by Patrick McGavin Monday, February 25th, 2013, 5:29pm
Something in the Air has a rare and vital tone, a tough, honest and scrupulous reconstruction of the past, its youthful ardor mixed with a romantic verve, and how consideration of artistic choices and personal commitment spun on a dime, fleeting and often out of control and rapidly changing moment to moment.
by Mike D'Angelo Monday, February 25th, 2013, 5:22pm
Perhaps no movie you see this year will excite so much discussion.
by Steve Prokopy Monday, February 25th, 2013, 5:09pm
What’s most amusing about Room 237 is how sure the subjects are that their version of what The Shining is about is the correct one. Phrases like “It’s obvious!” pop up more than once. But a favorite statement is: “How did I see this and nobody else did?” And while some of the experts’ observations and wild-guess interpretations are little more than intellectual exercises, a few are downright fascinating.
by Patrick McGavin Monday, February 25th, 2013, 5:05pm
This year’s edition, which ran January 17-27, was a strong and distinctive one. Sundance is also, conveniently, the first major film festival of the calendar year, so it plays a large and exacting role in shaping the larger discourse. Benh Zeitlin’s Beasts of the Southern Wild played last year on the first full day of the festival, and it immediate created a sensation.
by Steve Prokopy Monday, February 25th, 2013, 4:59pm
The film features a powerful and provocative story and several of the finest, most natural performances I’ve seen in quite a while by first-time actors, including young Mwanza, whose work earned her the Silver Bear for Best Actress at the 2012 Berlin Film Festival.
by Dave Jennings Friday, February 15th, 2013, 9:35am
On this opening day of our 70mm Film Festival I want to share with you a bunch of short videos you have to watch on your computer screen, perhaps just so you are more appreciative of film when you come to the Music Box this week.
Sunday, March 13th, 2011, 1:33pm

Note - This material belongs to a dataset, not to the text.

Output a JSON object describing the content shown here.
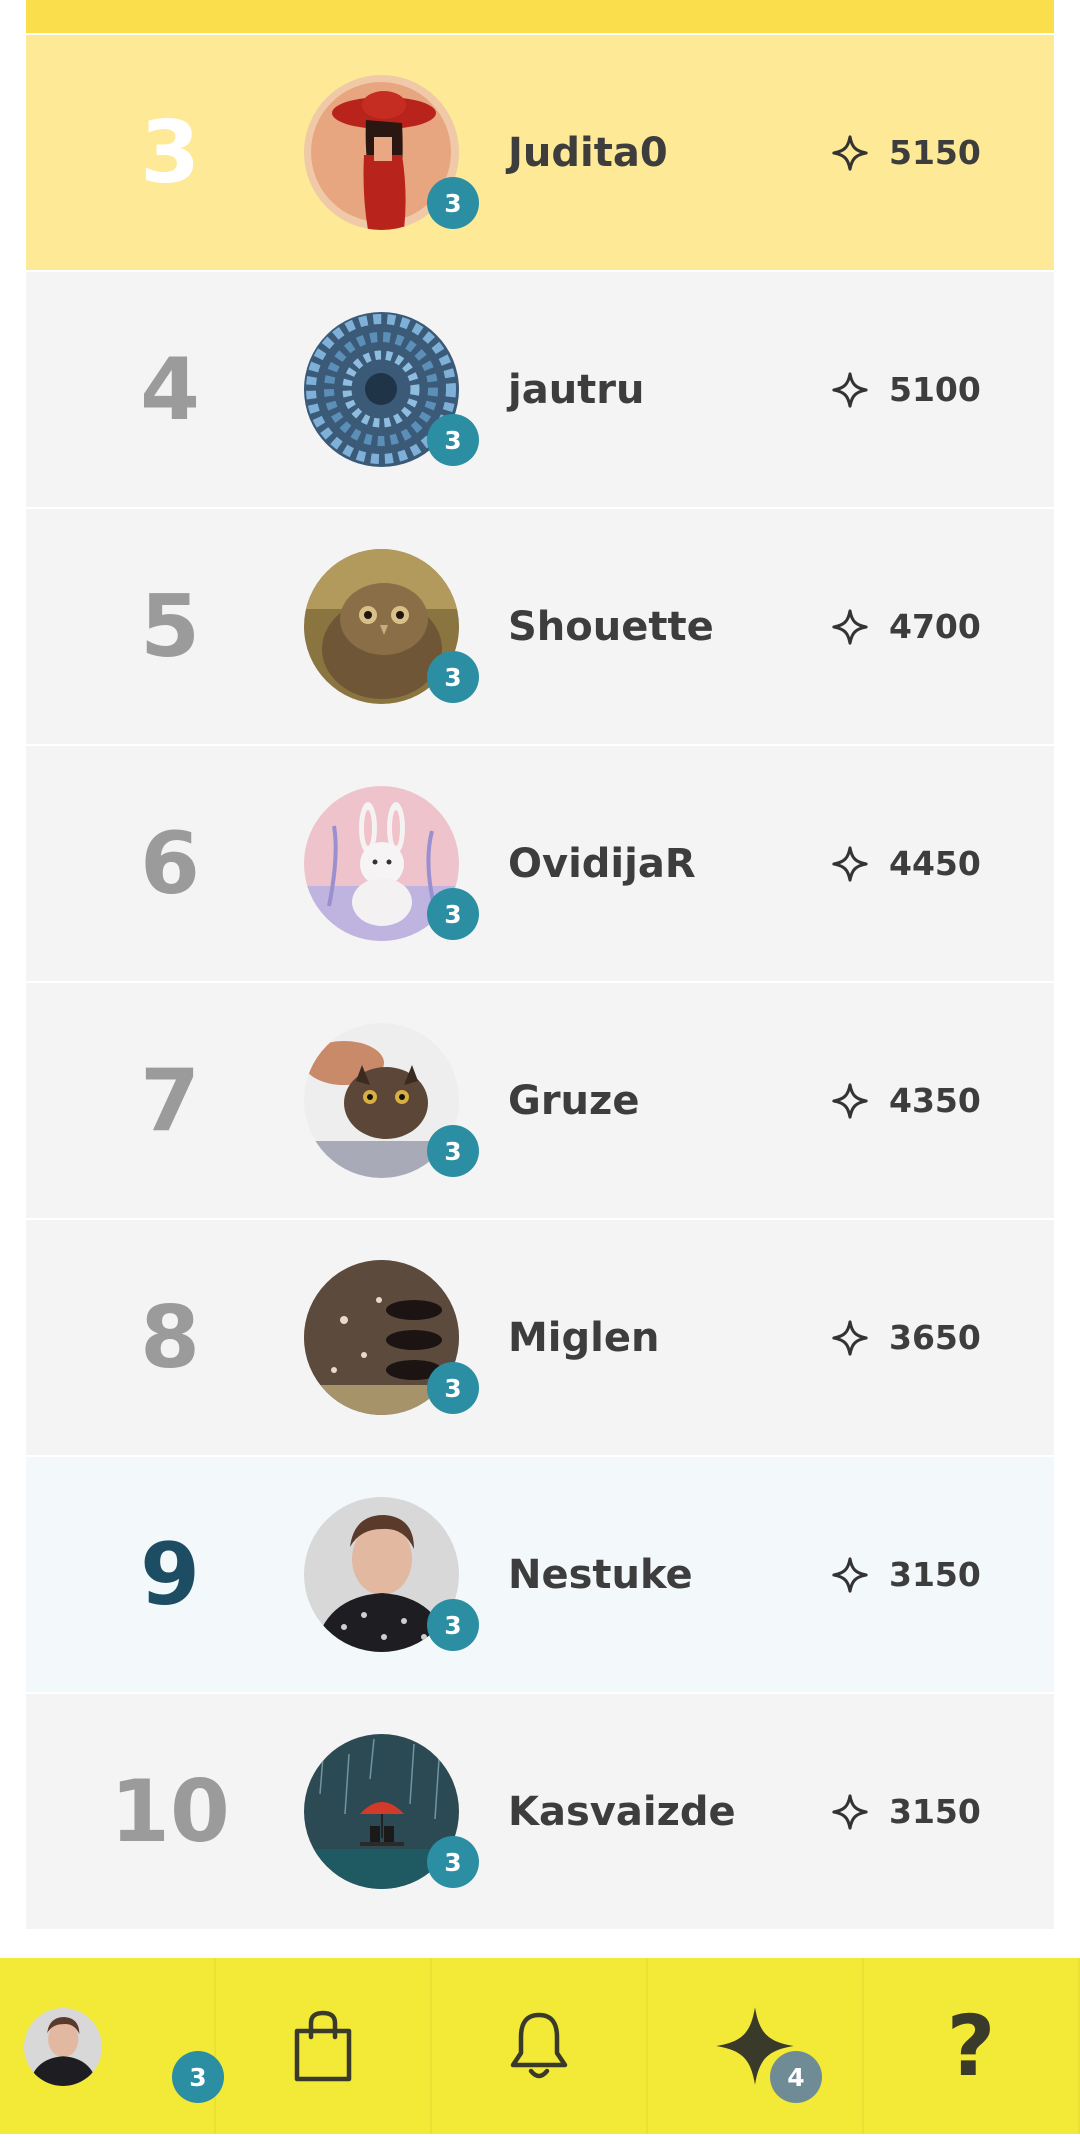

Directed by John Scheinfeld, We Believe: A Relationship That Lasts a Lifetime (2009) celebrates the devotion of the great city of Chicago for its beloved Chicago Cubs. This nostalgic documentary explores the relationship between Chicago, the Cubs and their inexplicably loyal fans. Shot during the failed 2008 Baseball season, We Believe documents the city and team as well as the 100th anniversary of the Cubs’ last World Series win while looking toward the team’s future. The film features cameos by Lou Piniella, Hugh Hefner, Billy Corgan, Ernie Banks, Joe Mantegna, Ron Santo and current as well as former players. It also features politicians, historians and their ever-faithful fans. Scheinfeld gives the world a look into the unique city of Chicago and why its citizens are so passionate about their team.

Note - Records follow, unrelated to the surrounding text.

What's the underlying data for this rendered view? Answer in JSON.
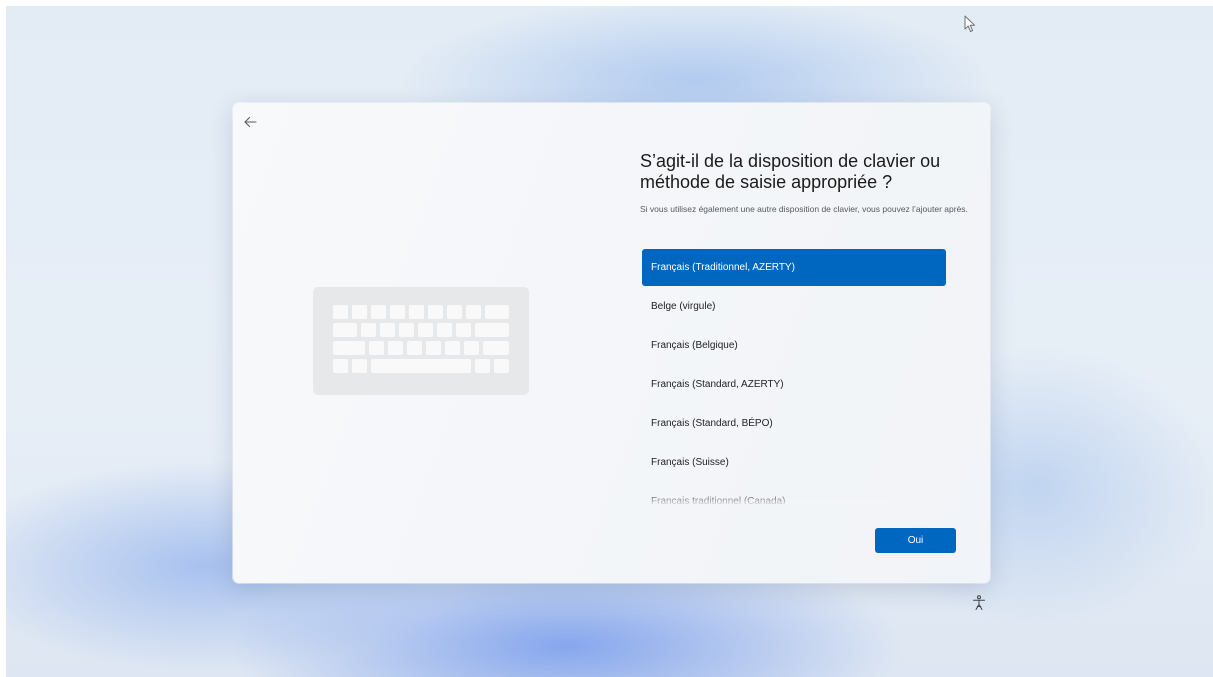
{
  "setup": {
    "back_icon": "arrow-left-icon",
    "illustration_icon": "keyboard-icon",
    "title": "S’agit-il de la disposition de clavier ou méthode de saisie appropriée ?",
    "subtitle": "Si vous utilisez également une autre disposition de clavier, vous pouvez l’ajouter après.",
    "layouts": [
      {
        "label": "Français (Traditionnel, AZERTY)",
        "selected": true
      },
      {
        "label": "Belge (virgule)",
        "selected": false
      },
      {
        "label": "Français (Belgique)",
        "selected": false
      },
      {
        "label": "Français (Standard, AZERTY)",
        "selected": false
      },
      {
        "label": "Français (Standard, BÉPO)",
        "selected": false
      },
      {
        "label": "Français (Suisse)",
        "selected": false
      },
      {
        "label": "Français traditionnel (Canada)",
        "selected": false
      }
    ],
    "confirm_label": "Oui"
  },
  "desktop": {
    "cursor_icon": "mouse-pointer-icon",
    "accessibility_icon": "accessibility-icon"
  },
  "colors": {
    "accent": "#0067c0",
    "dialog_background": "#f4f6f9",
    "text_primary": "#1b1b1b",
    "text_secondary": "#555a60"
  }
}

Sunday, March 6th, 2011, 1:57pm
As the weather starts to warm (yes, Chicago, I promise you it is), our thoughts turn to all things Spring. For me, nothing says spring more than Baseball. However, if it’s still a bit too cold to hit the batting cage and you don’t have the cash to go to Arizona or Florida, a baseball movie does just as well.
Today, we look at Disney’s The Rookie (2002). Directed by John Lee Hancock (The Blind Side) and written by Mike Rich (Secretariat), The Rookie tells the story of real-life Major League Pitcher, Jim Morris. A High School Chemistry Teacher and Baseball Coach, Morris is looking for a way to inspire his kids. He promises his team that if they can win the championship, he’ll go to the professional tryout they’ve been bugging him about. The kids win and he reluctantly goes to the tryout expecting to be cut immediately. There’s only one problem. Morris throws 12 consecutive pitches at 98 miles an hour and he’s signed by the then Tampa Bay Devil Rays.

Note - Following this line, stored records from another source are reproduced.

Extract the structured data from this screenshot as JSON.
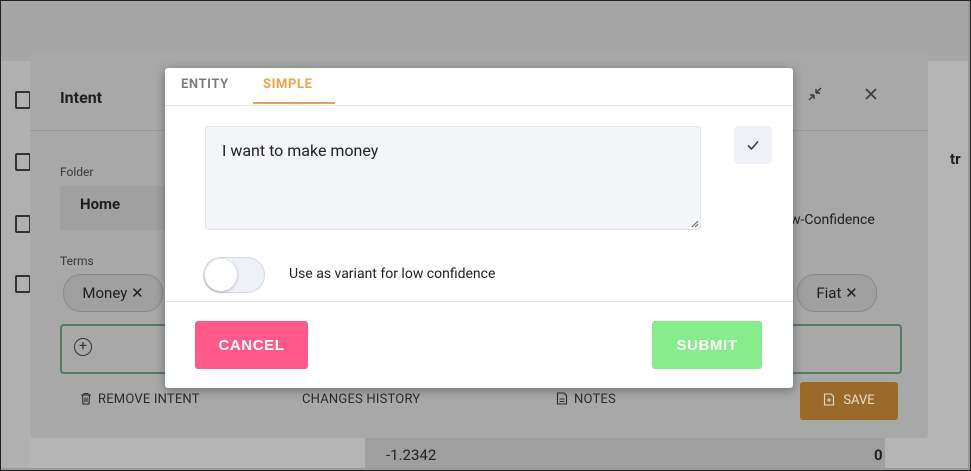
{
  "background": {
    "intent_title": "Intent",
    "folder_label": "Folder",
    "folder_value": "Home",
    "terms_label": "Terms",
    "chip_money": "Money ✕",
    "chip_fiat": "Fiat ✕",
    "low_confidence_fragment": "w-Confidence",
    "right_tab_fragment": "tr",
    "actions": {
      "remove_intent": "REMOVE INTENT",
      "changes_history": "CHANGES HISTORY",
      "notes": "NOTES",
      "save": "SAVE"
    },
    "row_text": "-1.2342",
    "row_value": "0"
  },
  "modal": {
    "tabs": [
      {
        "label": "ENTITY",
        "active": false
      },
      {
        "label": "SIMPLE",
        "active": true
      }
    ],
    "text_value": "I want to make money",
    "toggle_label": "Use as variant for low confidence",
    "toggle_on": false,
    "cancel_label": "CANCEL",
    "submit_label": "SUBMIT"
  },
  "colors": {
    "accent_tab": "#f5a04a",
    "cancel": "#ff5a8a",
    "submit": "#86ec8c",
    "save_dim": "#9a6a2a"
  },
  "icons": [
    "check-icon",
    "plus-circle-icon",
    "trash-icon",
    "notes-icon",
    "save-icon",
    "minimize-icon",
    "close-icon",
    "resize-grip-icon"
  ]
}
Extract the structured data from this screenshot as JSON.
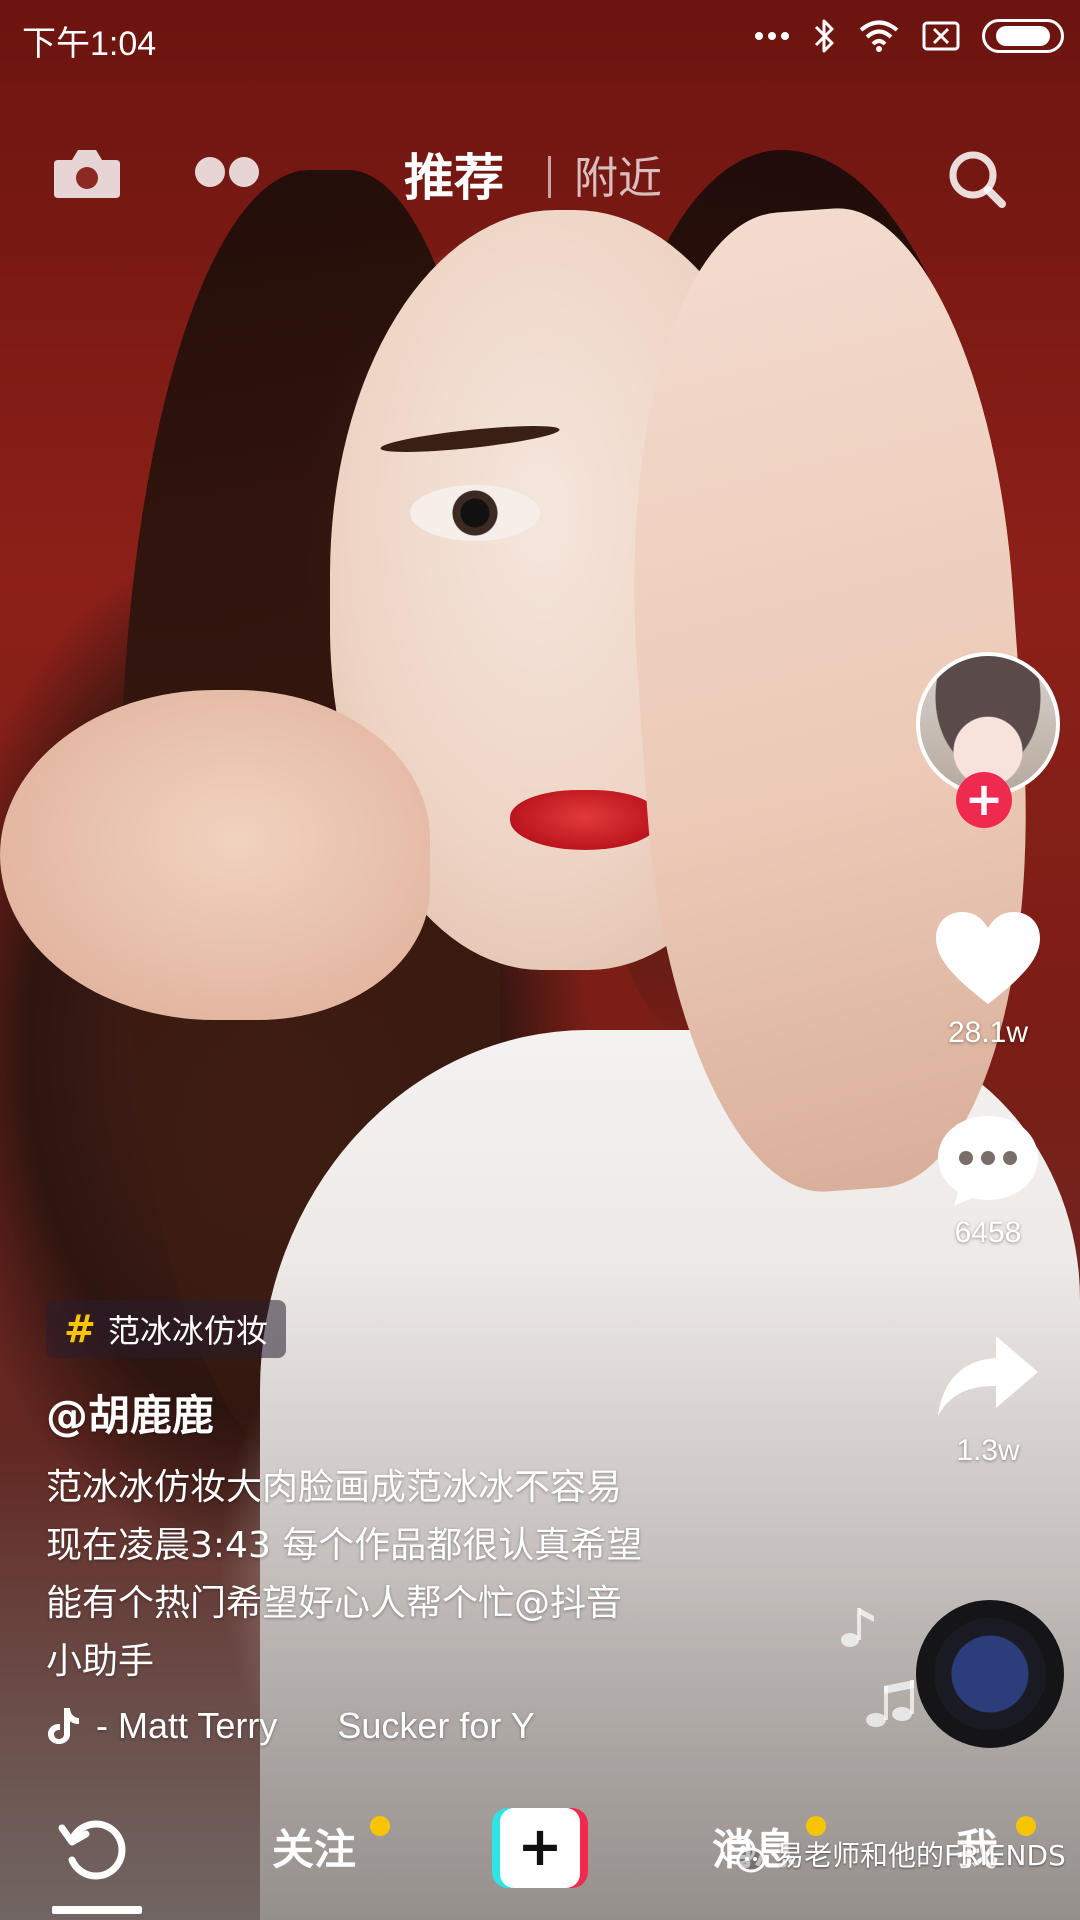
{
  "status_bar": {
    "time": "下午1:04",
    "icons": [
      "more-dots-icon",
      "bluetooth-icon",
      "wifi-icon",
      "sim-off-icon",
      "battery-icon"
    ]
  },
  "top_nav": {
    "tabs": [
      {
        "label": "推荐",
        "active": true
      },
      {
        "label": "附近",
        "active": false
      }
    ],
    "icons": [
      "camera-icon",
      "dual-dots-icon",
      "search-icon"
    ]
  },
  "video": {
    "hashtag": "范冰冰仿妆",
    "author": "@胡鹿鹿",
    "description_lines": [
      "范冰冰仿妆大肉脸画成范冰冰不容易",
      "现在凌晨3:43 每个作品都很认真希望",
      "能有个热门希望好心人帮个忙@抖音",
      "小助手"
    ],
    "music_artist": "- Matt Terry",
    "music_title": "Sucker for Y"
  },
  "actions": {
    "likes": "28.1w",
    "comments": "6458",
    "shares": "1.3w",
    "follow_symbol": "+"
  },
  "bottom_nav": {
    "items": [
      {
        "label": "",
        "icon": "refresh-icon",
        "active": true
      },
      {
        "label": "关注",
        "badge": true
      },
      {
        "label": "+",
        "icon": "create-button"
      },
      {
        "label": "消息",
        "badge": true
      },
      {
        "label": "我",
        "badge": true
      }
    ]
  },
  "watermark": {
    "text": "易老师和他的FRIENDS"
  },
  "colors": {
    "accent_red": "#f0294f",
    "accent_cyan": "#30e3e6",
    "badge_yellow": "#f7c500"
  }
}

Sunday, February 27th, 2011, 1:28pm
As the weather starts to warm (yes, Chicago, I promise you it is), our thoughts turn to all things Spring. For me, nothing says spring more than baseball. However, if it’s still a bit too cold to hit the batting cage and you don’t have the cash to go to Arizona or Florida, a baseball movie does just as well.
Today, we look at *61 (2001). Directed by Billy Crystal and produced by HBO, *61 revisits the first serious attempt at breaking Babe Ruth’s single-season home run record. It’s the summer of 1961. New York Yankees’ Roger Maris (Barry Pepper) and Mickey Mantle (Thomas Jane) are on pace to do it. You couldn’t write the storyline better. The torch is about to be passed from one heroic Yankee to another. However, there’s a problem.